I am still normal

Four years ago, I saw a great deal of Tony Blair. At that time, I was a political columnist for a British newspaper, and he was the Leader of the Opposition. As a result I saw him in public, in private, in the House of Commons, in newspaper offices; I saw him shaking hands, kissing babies, making speeches, chatting to admirers. Continue reading “I am still normal”

The Best of Companions

There are countries where it is easy to be a tourist, and countries where enjoying oneself takes a bit of extra effort. Despite my long association with Poland, I must concede that it falls into the latter camp, although not for wholly obvious reasons. It isn’t simply that the communist-era hotels are not up to scratch or that food is indifferent: while sometimes true, that is no longer universally the case. Continue reading “The Best of Companions”

Third thoughts on a tricky subject

Do we need another biography of Richard Nixon? Anthony Summers thinks we do, and you can see his point. Long vilified, even before Watergate, as one of the dirtiest players in American politics, Nixon experienced a revival towards the end of his life. Revisionist biographies appeared (not least one by Jonathan Aitken), speeches were made, a Nixon Centre was established and the disgraced president gradually acquired the halo of an elder statesman and foreign policy expert, a man widely consulted by sitting politicians, Bill Clinton among them. Continue reading “Third thoughts on a tricky subject”

Russia’s Dying Democracy

You wouldn’t know it to look at him, but Vladimir Ryzhkov is one of the great hopes for democracy in Russia. With the air of a slightly shaggy, overgrown student, Ryzhkov isn’t your classic baby-kissing politician.

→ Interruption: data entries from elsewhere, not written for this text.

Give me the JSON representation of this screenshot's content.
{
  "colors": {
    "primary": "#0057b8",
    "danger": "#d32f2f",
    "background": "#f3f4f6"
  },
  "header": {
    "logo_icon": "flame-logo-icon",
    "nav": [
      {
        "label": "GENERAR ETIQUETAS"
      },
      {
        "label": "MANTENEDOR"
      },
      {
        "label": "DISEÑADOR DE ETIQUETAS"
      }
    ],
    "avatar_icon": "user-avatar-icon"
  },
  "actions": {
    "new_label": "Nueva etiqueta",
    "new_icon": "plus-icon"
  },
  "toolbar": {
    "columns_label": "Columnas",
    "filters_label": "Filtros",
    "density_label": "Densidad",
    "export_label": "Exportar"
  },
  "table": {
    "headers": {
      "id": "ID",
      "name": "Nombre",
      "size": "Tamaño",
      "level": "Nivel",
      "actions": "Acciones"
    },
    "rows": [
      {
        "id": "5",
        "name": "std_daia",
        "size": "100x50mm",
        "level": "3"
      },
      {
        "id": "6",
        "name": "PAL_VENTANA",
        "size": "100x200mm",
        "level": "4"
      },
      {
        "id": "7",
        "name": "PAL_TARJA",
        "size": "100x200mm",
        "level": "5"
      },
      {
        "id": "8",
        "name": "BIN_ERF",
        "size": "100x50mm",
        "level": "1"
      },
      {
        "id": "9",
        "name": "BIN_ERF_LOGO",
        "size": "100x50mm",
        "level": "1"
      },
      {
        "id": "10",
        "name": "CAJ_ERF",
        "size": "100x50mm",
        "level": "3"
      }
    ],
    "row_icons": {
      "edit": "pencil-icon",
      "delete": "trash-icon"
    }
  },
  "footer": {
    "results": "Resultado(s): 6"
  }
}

For Russia he is young (he served as deputy speaker of the Russian parliament at the tender age of 33) and overly intellectual, with a weighty book of political theory behind him. Continue reading “Russia’s Dying Democracy”